As a child in northern Alberta I was forced to spend an hour or so on Sunday mornings learning to embroider something, probably a tray cloth. I HATED it. I hated sewing and knitting and brussels sprouts and all other forced acquaintances. (What fun my parents must have had.) As an adult I wish I could go back and acquire those skills I despised. I have begun to discover how much fun and satisfaction can be found in a pile of fabrics and well-worn garments by someone armed with a needle, thread and imagination.

the back yoke of an old jeans jacket has a cross-stitch skull at its centre surrounded by geometric stitching in blues and purples.
My very first sashiko repair. I made many errors, but I still love the result.

Boro and visible mending are hot topics in the artistic world.
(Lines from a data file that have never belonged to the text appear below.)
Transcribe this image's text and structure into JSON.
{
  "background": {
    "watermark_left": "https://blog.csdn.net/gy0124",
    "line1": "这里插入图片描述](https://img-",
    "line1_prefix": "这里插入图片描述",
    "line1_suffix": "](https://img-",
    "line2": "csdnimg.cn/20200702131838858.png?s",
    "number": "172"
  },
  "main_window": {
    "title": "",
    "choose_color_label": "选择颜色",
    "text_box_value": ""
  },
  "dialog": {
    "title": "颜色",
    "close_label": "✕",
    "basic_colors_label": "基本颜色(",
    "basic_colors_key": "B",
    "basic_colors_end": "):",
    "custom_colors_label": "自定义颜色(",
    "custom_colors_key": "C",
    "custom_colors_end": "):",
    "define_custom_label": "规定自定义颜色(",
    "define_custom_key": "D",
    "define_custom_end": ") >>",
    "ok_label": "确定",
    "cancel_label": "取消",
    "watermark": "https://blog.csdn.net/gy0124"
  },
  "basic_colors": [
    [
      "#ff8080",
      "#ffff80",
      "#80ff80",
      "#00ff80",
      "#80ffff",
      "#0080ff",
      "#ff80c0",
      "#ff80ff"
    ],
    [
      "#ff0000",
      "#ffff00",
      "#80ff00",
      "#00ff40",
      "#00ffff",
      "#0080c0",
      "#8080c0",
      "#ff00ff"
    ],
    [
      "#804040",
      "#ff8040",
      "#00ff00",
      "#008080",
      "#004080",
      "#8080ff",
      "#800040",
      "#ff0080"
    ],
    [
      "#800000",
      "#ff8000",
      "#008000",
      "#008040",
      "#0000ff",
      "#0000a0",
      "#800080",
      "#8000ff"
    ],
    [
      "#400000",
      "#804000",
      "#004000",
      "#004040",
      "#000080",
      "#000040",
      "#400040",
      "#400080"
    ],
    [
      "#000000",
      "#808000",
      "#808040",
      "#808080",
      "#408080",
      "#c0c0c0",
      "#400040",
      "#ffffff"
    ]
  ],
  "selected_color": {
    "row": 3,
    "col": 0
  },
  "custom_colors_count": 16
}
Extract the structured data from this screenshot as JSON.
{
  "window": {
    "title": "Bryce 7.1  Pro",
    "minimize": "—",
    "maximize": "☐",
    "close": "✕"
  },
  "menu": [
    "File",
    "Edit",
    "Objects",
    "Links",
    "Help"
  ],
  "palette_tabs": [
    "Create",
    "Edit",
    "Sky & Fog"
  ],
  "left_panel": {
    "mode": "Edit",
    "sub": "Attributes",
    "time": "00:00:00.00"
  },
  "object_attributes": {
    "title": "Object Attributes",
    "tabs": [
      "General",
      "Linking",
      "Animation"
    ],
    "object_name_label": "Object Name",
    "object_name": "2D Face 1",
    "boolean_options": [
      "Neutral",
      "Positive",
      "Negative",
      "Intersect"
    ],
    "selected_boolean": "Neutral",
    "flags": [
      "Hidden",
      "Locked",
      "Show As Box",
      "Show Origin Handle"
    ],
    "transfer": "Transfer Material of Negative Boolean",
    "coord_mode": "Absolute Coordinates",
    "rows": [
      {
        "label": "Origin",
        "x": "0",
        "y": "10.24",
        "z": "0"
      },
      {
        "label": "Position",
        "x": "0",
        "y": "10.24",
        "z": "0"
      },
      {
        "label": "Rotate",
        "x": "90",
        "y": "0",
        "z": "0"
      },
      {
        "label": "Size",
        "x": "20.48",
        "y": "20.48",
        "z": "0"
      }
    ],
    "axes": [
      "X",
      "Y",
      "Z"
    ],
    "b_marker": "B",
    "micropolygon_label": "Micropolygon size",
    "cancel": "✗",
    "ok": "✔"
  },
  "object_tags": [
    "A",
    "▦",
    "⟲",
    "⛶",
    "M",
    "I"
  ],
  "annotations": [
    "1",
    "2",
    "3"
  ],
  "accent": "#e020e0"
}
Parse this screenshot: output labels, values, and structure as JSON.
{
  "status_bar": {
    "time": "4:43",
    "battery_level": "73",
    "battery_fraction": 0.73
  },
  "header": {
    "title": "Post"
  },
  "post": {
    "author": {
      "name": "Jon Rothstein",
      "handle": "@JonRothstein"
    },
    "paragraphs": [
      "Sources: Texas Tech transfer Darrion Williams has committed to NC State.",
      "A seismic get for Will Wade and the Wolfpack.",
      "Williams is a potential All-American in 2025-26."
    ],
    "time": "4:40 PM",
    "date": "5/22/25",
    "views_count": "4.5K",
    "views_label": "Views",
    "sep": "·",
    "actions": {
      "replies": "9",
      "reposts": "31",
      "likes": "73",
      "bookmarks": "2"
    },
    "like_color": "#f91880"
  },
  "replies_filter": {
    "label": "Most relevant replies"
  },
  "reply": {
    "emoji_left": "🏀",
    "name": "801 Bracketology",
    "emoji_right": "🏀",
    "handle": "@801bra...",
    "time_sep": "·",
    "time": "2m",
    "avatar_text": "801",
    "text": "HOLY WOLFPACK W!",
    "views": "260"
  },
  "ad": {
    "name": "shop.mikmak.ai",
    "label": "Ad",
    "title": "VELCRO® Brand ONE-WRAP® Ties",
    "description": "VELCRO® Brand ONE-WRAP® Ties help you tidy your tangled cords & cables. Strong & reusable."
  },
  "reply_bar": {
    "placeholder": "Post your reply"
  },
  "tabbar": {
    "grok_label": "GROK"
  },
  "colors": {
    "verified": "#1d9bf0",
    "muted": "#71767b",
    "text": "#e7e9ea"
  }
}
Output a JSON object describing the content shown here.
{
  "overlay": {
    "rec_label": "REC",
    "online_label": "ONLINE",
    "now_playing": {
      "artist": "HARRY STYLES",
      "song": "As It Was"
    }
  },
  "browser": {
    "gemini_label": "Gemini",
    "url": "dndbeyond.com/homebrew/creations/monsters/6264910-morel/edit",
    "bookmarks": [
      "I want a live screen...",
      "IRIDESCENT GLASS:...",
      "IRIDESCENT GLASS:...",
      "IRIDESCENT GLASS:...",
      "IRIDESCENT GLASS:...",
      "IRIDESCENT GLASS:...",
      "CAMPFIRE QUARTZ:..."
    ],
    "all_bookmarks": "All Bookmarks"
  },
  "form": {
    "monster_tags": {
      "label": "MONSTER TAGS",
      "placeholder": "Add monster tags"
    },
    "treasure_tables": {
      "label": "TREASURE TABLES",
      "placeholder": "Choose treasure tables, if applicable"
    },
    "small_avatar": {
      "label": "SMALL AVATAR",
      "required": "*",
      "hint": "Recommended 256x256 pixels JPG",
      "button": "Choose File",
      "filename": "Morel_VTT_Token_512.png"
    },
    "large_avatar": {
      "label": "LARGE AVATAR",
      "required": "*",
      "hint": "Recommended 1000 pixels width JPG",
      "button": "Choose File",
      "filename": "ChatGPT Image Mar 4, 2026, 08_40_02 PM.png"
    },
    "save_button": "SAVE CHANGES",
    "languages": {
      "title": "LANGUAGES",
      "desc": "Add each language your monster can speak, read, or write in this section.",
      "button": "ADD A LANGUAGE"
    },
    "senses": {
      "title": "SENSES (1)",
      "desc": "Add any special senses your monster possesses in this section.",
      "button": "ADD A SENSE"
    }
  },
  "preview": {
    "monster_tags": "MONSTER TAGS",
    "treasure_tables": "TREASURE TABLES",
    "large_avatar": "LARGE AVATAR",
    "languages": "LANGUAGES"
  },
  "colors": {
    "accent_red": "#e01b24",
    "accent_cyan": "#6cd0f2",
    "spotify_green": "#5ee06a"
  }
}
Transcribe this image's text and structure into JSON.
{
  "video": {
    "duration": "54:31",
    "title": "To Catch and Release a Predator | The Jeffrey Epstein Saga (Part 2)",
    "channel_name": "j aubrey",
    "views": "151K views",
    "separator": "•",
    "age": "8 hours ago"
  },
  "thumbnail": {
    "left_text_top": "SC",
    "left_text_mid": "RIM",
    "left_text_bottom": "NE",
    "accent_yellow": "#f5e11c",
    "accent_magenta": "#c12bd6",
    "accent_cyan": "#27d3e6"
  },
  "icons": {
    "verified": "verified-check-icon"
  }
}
They fit perfectly into our changing view of consumerism as something that drives pollution and climate change: instead of buying yet another item of cheap fashion clothing, why not mend what you have? Transform it into wearable art and a visible statement of your concern for our future? This short workshop provides an opportunity for you to try your hand at hand-stitching on woven and knit fabrics. We will sample techniques ranging from classic sashiko and freestyle chikuchiku to swiss darns and woven darns for quick repair of socks. This isn’t a masterclass in any one technique, it’s a tasting menu: my goal is to encourage you to make stitches and help you to understand how you can use your stitches, fabric and imagination to repair the garments you love.

Sarah Wroot

part of a hand holds up the sleeve of a dark grey sweatshirt to show dense geometric stitched repairs in scarlet silk.
Finely stitched repairs in handspun red silk tell the world I cherish this old sweatshirt.
Pattern darning in bright colours adds strength and decoration to an old sweater.